Release Date Oct 1, 2002
Publisher University Of Hertfordshire Press
ISBN 1902806107 ISBN13 9781902806105
Availability 0 units.
More About Toby Sonneman
Toby Sonneman is the author of "Fruit Fields in My Blood: Okie Migrants in the West" and "Shared Sorrows: A Gypsy Family Remembers the Holocaust". She is a native of Chicago and currently teaches journalism in the Pacific Northwest, with frequent travels to the lemon growing areas of California and Italy.
Reviews - What do customers think about Shared Sorrows: A Gypsy Family Remembers the Holocaust?
The courage of conscience Nov 19, 2002
Shared Sorrows is a breath-taking, exquisite book. Sonneman's quest begins as a personal one, revealing her courage in asking what happened to the Gypsies in the Holocaust, as she had earlier understood her own Jewish family's fate. I was awed by her conscience and courage in listening and recording the heart-rending replies. The truthful, brutal answers left tear stains on more than one page as I read. But Sonneman's reporter's voice and writer's heart were precisely what allowed me to face all that she heard. She brings her readers into a universe of unspeakable memories because we must all remember. And she shows us that we must honor these memories because the universe is still capable of love and luck and -- always -- conscience. It is a powerful and important book no reader will soon forget.

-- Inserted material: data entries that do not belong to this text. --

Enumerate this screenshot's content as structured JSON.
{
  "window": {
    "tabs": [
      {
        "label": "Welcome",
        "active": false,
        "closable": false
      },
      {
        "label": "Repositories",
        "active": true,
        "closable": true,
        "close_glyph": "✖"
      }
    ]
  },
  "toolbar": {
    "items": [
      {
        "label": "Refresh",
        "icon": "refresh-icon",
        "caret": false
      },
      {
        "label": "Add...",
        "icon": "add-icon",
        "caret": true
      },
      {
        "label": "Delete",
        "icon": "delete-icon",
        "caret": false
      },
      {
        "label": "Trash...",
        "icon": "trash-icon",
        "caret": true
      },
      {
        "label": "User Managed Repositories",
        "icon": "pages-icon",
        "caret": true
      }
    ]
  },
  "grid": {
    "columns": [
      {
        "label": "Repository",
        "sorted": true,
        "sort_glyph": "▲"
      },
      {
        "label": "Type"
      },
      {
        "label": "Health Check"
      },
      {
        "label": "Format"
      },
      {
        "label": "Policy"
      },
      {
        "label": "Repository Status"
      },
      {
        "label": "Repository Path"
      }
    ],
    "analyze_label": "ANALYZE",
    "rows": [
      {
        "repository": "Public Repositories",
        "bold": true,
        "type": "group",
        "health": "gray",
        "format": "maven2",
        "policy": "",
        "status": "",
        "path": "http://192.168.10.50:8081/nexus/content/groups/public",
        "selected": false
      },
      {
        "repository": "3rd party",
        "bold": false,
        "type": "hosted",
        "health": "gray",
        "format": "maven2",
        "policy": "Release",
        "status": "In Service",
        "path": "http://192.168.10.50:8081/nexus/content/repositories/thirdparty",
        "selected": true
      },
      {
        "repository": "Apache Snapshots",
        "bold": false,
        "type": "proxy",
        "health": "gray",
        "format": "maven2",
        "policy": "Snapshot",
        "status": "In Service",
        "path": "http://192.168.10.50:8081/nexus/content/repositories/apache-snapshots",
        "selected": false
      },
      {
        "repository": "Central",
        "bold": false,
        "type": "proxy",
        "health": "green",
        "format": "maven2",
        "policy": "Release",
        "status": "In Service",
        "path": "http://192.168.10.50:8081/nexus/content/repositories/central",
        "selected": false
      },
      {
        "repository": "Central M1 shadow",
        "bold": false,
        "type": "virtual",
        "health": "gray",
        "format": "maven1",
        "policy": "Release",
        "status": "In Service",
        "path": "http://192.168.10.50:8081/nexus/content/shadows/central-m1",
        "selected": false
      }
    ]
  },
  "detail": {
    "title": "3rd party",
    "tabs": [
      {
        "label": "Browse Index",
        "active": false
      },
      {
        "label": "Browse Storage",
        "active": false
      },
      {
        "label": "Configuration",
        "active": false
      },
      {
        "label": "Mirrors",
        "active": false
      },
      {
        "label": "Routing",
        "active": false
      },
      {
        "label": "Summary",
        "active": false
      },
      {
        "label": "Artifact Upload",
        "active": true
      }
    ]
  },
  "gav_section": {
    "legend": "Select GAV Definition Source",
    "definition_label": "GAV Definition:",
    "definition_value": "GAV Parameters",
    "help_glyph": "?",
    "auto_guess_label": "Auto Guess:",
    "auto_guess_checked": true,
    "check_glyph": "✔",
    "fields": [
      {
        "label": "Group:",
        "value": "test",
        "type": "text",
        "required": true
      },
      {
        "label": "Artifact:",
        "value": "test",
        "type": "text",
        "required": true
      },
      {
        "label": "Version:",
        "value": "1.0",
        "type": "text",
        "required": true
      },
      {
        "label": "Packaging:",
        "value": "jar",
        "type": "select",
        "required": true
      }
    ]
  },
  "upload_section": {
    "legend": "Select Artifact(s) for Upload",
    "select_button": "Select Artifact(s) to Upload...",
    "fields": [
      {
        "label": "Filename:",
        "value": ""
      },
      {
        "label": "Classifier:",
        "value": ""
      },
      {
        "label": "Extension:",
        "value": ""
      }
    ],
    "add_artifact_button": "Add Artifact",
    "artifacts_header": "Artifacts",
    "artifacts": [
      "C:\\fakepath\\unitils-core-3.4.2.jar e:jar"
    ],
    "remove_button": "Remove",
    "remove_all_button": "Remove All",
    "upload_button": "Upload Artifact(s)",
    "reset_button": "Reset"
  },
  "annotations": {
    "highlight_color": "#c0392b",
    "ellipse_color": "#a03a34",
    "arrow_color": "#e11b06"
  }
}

Finding Meaning in Memories Nov 14, 2002
Shared Sorrows weaves the history of the Nazi persecution of Gypsies into a families' personal narratives, recounted in a manner as gripping as any novel. Rosa Mettbach, the main character, tells a story of nearly-unspeakable injustice and personal courage. She escapes from the Nazis four times, each time punished more harshly yet surviving several concentration camps. Sonneman evokes shockingly rich memories of the sounds of the camps, the smells of burning flesh, the ash constantly in the air, of awakening each morning with lice swarming about one's head.
What makes this book more than a horror story is its humanism. Rosa the heroine is also a chain-smoking grandmother who indulges in her own prejudices. The author decribes in mouth-watering detail the pastries she and Rosa eat while awaiting the right time for an interview. Sonneman examines the complexity of her own reaction upon visiting places her Jewish family was forced to leave and meeting Germans who stayed. The people living in the town of Dachau must have heard and smelled something of what was going on in the concentration camp at the edge of town. Were they complicit or just paralyzed with fear? One is left pondering not just a remarkable oral history, but human nature itself.